Work task -
All lines below are to be output exactly as they stand.

Data records -

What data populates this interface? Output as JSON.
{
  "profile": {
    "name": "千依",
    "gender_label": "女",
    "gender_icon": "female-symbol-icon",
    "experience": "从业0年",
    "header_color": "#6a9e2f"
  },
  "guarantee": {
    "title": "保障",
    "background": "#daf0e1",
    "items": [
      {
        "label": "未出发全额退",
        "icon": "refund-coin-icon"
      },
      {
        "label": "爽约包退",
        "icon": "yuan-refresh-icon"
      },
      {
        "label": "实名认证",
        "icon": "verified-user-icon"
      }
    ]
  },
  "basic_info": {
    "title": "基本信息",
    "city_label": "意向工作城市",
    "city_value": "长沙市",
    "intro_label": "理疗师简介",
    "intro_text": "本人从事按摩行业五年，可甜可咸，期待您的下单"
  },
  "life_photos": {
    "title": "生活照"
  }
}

Solution below -
What data populates this interface? Output as JSON.
{
  "profile": {
    "name": "千依",
    "gender_label": "女",
    "gender_icon": "female-symbol-icon",
    "experience": "从业0年",
    "header_color": "#6a9e2f"
  },
  "guarantee": {
    "title": "保障",
    "background": "#daf0e1",
    "items": [
      {
        "label": "未出发全额退",
        "icon": "refund-coin-icon"
      },
      {
        "label": "爽约包退",
        "icon": "yuan-refresh-icon"
      },
      {
        "label": "实名认证",
        "icon": "verified-user-icon"
      }
    ]
  },
  "basic_info": {
    "title": "基本信息",
    "city_label": "意向工作城市",
    "city_value": "长沙市",
    "intro_label": "理疗师简介",
    "intro_text": "本人从事按摩行业五年，可甜可咸，期待您的下单"
  },
  "life_photos": {
    "title": "生活照"
  }
}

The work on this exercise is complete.